|Author(s):||Bushouse, Howard Alan|
|Department / Program:||Astronomy|
|Degree Granting Institution:||University of Illinois at Urbana-Champaign|
|Subject(s):||Physics, Astronomy and Astrophysics|
|Abstract:||The effects of galaxy-galaxy collisions on star formation are investigated for a large, morphologically selected sample of strongly interacting disk-type galaxies. Current star formation rates, stellar contents, and spatial distributions of star forming sites are explored on both global and nuclear scales via narrow-band imaging and spectrophotometry.
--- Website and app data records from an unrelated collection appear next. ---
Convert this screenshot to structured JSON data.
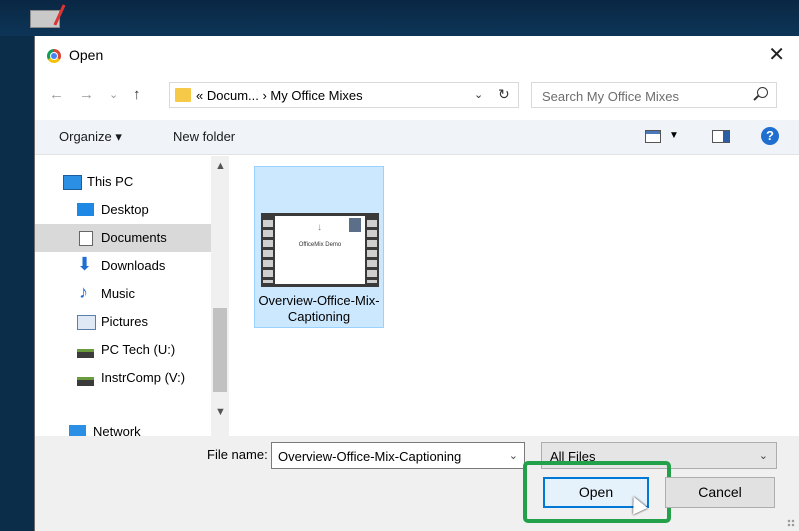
{
  "window": {
    "title": "Open"
  },
  "nav": {
    "back": "←",
    "forward": "→",
    "recent": "⌄",
    "up": "↑",
    "address": "« Docum... › My Office Mixes",
    "refresh": "↻",
    "dropdown": "⌄",
    "search_placeholder": "Search My Office Mixes"
  },
  "toolbar": {
    "organize": "Organize ▾",
    "new_folder": "New folder",
    "help": "?"
  },
  "sidebar": {
    "items": [
      {
        "label": "This PC",
        "icon": "pc-icon"
      },
      {
        "label": "Desktop",
        "icon": "desktop-icon"
      },
      {
        "label": "Documents",
        "icon": "documents-icon",
        "selected": true
      },
      {
        "label": "Downloads",
        "icon": "downloads-icon"
      },
      {
        "label": "Music",
        "icon": "music-icon"
      },
      {
        "label": "Pictures",
        "icon": "pictures-icon"
      },
      {
        "label": "PC Tech (U:)",
        "icon": "network-drive-icon"
      },
      {
        "label": "InstrComp (V:)",
        "icon": "network-drive-icon"
      },
      {
        "label": "Network",
        "icon": "network-icon"
      }
    ]
  },
  "files": [
    {
      "name": "Overview-Office-Mix-Captioning",
      "thumb_title": "OfficeMix Demo"
    }
  ],
  "footer": {
    "file_name_label": "File name:",
    "file_name_value": "Overview-Office-Mix-Captioning",
    "filter": "All Files",
    "open": "Open",
    "cancel": "Cancel"
  },
  "colors": {
    "accent": "#0078d7",
    "highlight": "#22a04a",
    "selection": "#cce8ff"
  }
}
Measurements of total H(alpha) fluxes reveal an average increase in global star formation rates of about a factor of 2.5 over isolated spiral galaxies. Alternatively, an analysis of far-infrared luminosities shows that the interacting galaxies have anomalously high L(IR)/L(H(alpha)) ratios, and this leads to L(IR)-derived global star formation rates that, on average, are a factor of 6 higher than in isolated spiral galaxies. Quantitative analyses of the spatial distribution of star forming sites suggests that the majority of enhanced star formation activity is concentrated near the nuclei of the interacting galaxies. No correlation is found between global star formation rates and either HI gas content or optical luminosity.
The nuclei of the interacting galaxies exhibit a wide range in star formation rates, but have significantly higher overall levels of both H(alpha) emission-line equivalent width and luminosity than samples of isolated spiral galaxies. However, a surprisingly large fraction ((TURN)30%) of the nuclei are characterized by stellar absorption spectra reminiscent of old, elliptical galaxy-like stellar populations.
The implications of this work are four-fold. First, the disk regions of galaxies are not strongly affected (in terms of star formation) as a result of an interaction with a close companion. Second, when interaction-induced activity does occur, it is primarily seen as an enhancement in the star formation rate in and around the nuclear regions of a galaxy. Third, exotic forms of nuclear activity, such as Seyferts, are not optically detectable in this sample of interacting galaxies. Fourth, while the observations agree in general with theoretical models, no explanations exist for (1) those galaxies that have not experienced any significant levels of star formation activity for a length of time comparable to the dynamical timescale for interactions, and (2) the overall lack of Seyfert and LINER nuclei in the sample.
Thesis (Ph.D.)--University of Illinois at Urbana-Champaign, 1986.
|Date Available in IDEALS:||2014-12-16|